BEGIN Information provided

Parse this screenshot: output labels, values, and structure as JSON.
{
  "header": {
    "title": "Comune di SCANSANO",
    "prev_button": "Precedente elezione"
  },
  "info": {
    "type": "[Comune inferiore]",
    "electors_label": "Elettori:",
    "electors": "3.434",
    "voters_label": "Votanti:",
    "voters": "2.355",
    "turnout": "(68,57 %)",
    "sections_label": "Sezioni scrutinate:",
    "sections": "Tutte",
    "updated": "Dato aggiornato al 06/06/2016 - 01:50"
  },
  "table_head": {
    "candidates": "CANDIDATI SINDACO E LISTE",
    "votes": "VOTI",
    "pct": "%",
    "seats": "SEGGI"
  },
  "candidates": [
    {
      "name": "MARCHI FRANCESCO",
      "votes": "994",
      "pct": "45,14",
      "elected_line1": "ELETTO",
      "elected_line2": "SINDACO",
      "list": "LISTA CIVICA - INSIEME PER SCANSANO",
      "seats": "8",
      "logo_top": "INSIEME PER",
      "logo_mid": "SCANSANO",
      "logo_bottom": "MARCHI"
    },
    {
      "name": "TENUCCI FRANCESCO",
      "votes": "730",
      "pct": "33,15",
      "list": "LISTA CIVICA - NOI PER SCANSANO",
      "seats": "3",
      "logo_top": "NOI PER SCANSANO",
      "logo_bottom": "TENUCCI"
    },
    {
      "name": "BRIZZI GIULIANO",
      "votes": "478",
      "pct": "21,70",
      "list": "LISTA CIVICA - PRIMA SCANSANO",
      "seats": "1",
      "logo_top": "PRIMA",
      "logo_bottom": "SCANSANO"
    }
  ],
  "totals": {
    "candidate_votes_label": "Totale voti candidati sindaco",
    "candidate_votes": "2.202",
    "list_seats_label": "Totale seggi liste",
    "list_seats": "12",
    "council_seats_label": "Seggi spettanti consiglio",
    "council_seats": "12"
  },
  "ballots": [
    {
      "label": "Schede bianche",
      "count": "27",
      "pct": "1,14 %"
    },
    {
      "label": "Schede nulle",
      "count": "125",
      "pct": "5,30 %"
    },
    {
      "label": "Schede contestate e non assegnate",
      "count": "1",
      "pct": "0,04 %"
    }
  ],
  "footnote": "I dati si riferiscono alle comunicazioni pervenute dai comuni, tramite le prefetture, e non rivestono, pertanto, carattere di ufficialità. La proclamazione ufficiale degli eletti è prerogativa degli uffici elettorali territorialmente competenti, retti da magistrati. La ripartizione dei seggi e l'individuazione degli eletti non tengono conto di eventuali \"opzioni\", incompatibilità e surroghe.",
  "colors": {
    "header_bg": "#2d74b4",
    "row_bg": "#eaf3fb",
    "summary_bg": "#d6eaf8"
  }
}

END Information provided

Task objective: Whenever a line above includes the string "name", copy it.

Result below:
      "name": "MARCHI FRANCESCO",
      "name": "TENUCCI FRANCESCO",
      "name": "BRIZZI GIULIANO",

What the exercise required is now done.